Wednesday, April 26, 2006


Today of course marks the 295th anniversary of the birth of philosopher and historian David Hume. In keeping with long tradition, many will be taking the day off from work in order to learn about the world through the operation of the senses, and to engage in constructive skepticism. Although Humeday is widely (if not especially broadly) recognized as a legitimate impromptu holiday, many institutions of higher learning take a dim view of it, especially if they can lip-read their way through parts of Hume's profound political treatises, and may threaten employees with dismissal if they do not report to work, and repudiate Hume and all his works. True Humeans will naturally be uncowed, and will positively rejoice if they are summarily fired. Human nature may be everywhere the same, but Humean nature is principled. So I hope that all of our readers have scheduled skeptical empiricist events, celebrations, and parades today, with public readings of choice passages from A Treatise of Human Nature.
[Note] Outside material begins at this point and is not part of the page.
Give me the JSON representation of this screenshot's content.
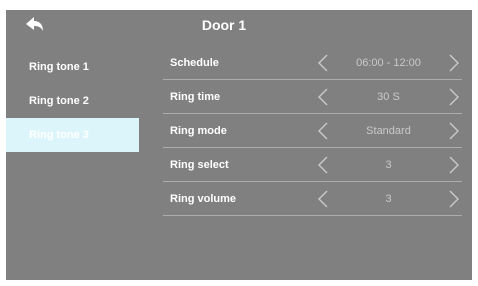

And I wish them the very best fortune tomorrow in locating new, non-academic jobs to support their scholarly pursuits.